» EXERCISE:
Each line of the data below that holds the word "lowest" is to be reported in full.

(Data records for software interfaces)
Start of Block

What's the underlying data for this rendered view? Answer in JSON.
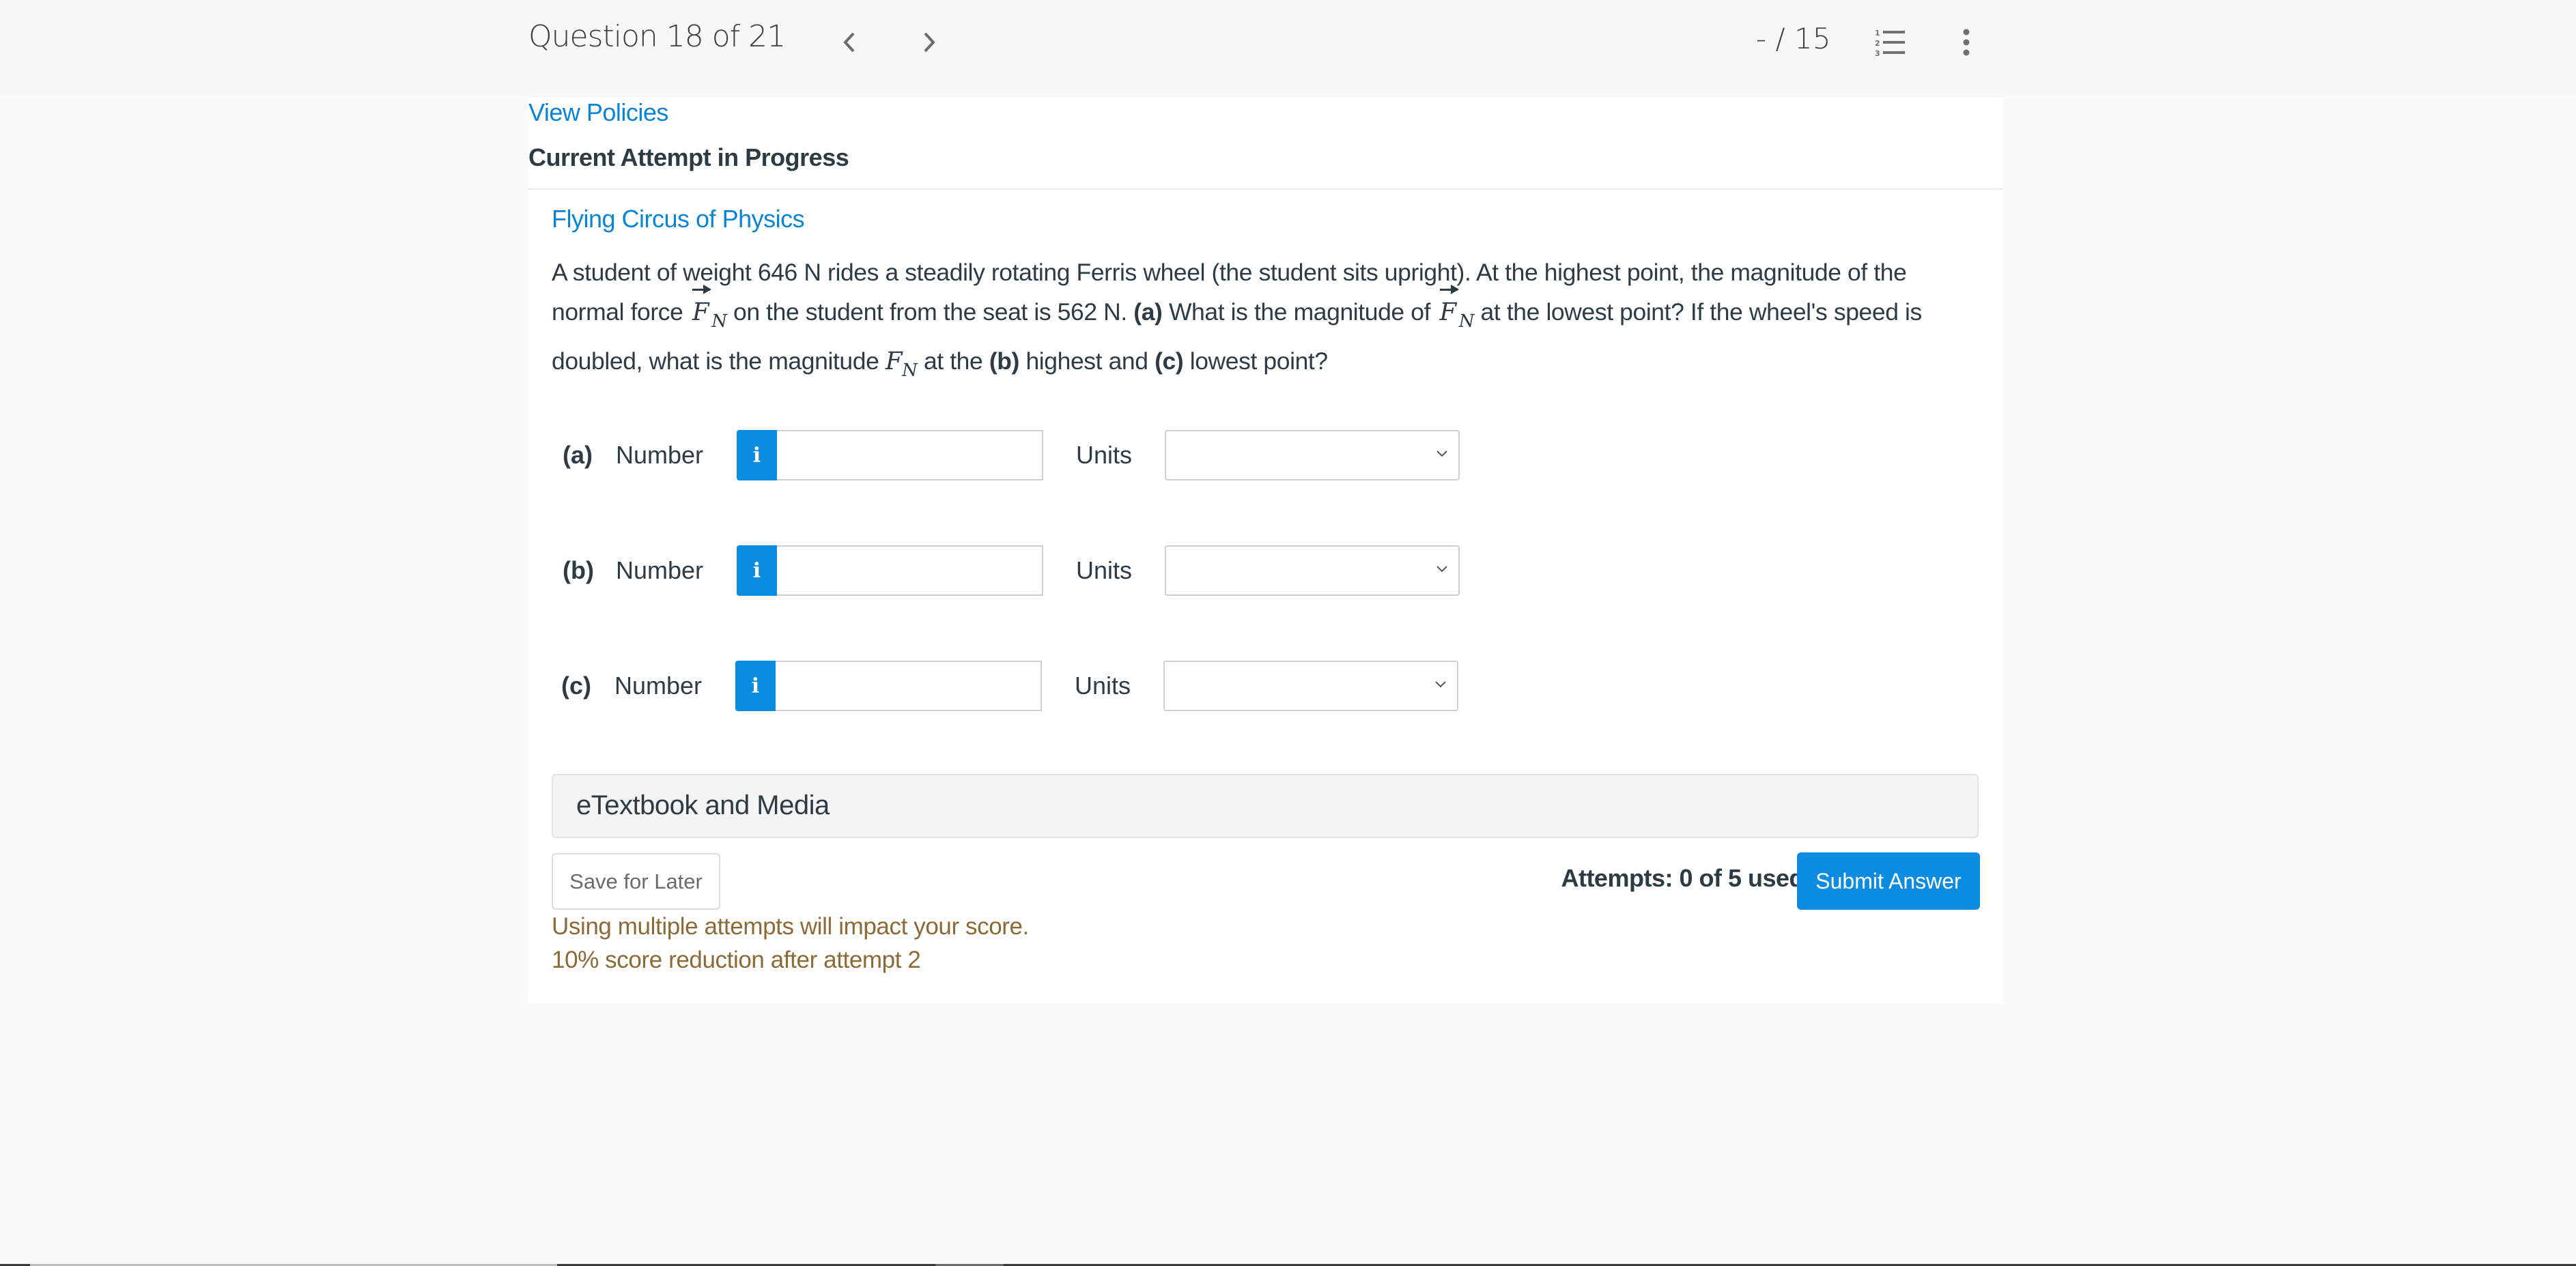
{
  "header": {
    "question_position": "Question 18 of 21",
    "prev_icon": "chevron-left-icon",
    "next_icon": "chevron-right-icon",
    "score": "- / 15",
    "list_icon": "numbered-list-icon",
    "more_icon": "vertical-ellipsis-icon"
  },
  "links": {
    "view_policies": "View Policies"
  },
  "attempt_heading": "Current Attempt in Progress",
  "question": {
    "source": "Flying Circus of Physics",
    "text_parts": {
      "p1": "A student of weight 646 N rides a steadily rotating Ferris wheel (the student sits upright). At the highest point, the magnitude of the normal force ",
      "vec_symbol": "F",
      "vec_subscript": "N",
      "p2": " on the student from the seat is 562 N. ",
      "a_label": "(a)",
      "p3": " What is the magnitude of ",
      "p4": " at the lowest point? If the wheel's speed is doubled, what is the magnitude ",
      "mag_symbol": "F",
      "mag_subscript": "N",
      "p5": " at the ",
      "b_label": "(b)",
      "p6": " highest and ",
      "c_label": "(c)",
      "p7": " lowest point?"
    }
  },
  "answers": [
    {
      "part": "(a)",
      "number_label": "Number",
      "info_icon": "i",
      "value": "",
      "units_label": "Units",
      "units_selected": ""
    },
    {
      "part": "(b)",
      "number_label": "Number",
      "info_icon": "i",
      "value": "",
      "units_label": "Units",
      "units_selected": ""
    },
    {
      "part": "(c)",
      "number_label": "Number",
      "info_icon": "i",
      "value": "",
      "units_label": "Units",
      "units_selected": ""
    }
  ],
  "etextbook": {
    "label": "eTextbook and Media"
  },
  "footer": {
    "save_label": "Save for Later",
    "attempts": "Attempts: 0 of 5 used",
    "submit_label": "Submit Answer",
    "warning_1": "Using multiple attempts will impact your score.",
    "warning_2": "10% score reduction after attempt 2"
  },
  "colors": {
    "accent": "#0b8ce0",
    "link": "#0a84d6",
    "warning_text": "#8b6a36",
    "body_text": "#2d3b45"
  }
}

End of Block

» SOLVED EXERCISE:
      "p4": " at the lowest point? If the wheel's speed is doubled, what is the magnitude ",
      "p7": " lowest point?"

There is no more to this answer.